## WHAT THE TASK REQUIRES
Your response should contain each line of the data that includes "name".

## Data records for software interfaces
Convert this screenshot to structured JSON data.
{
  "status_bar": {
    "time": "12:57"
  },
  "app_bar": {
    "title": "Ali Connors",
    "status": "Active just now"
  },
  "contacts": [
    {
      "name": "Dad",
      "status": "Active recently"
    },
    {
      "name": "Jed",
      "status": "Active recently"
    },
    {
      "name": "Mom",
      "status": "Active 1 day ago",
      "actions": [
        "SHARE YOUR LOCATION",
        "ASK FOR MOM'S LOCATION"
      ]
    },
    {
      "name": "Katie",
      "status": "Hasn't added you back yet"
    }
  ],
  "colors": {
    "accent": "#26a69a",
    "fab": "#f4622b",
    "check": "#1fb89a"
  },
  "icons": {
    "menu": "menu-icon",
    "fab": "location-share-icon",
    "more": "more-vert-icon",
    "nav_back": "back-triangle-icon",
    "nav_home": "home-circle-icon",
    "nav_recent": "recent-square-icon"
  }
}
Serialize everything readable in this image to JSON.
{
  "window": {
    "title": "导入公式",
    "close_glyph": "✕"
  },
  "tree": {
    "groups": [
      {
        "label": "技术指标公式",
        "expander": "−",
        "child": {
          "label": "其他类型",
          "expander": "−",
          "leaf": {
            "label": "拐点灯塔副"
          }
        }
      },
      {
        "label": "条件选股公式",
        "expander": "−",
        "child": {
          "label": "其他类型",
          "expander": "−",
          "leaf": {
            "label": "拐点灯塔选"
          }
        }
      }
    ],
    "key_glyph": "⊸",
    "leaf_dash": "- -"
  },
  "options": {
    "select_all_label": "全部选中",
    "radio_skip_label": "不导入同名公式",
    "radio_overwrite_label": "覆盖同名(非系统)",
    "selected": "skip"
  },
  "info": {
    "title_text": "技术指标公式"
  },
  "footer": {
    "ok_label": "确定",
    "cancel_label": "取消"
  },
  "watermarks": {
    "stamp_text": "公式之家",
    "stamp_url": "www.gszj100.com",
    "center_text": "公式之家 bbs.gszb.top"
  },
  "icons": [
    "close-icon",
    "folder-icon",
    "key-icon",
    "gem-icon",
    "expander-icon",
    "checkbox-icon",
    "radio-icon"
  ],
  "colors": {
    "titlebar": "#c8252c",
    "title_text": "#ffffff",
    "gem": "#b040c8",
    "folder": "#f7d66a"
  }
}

## WRITTEN ANSWER
      "name": "Dad",
      "name": "Jed",
      "name": "Mom",
      "name": "Katie",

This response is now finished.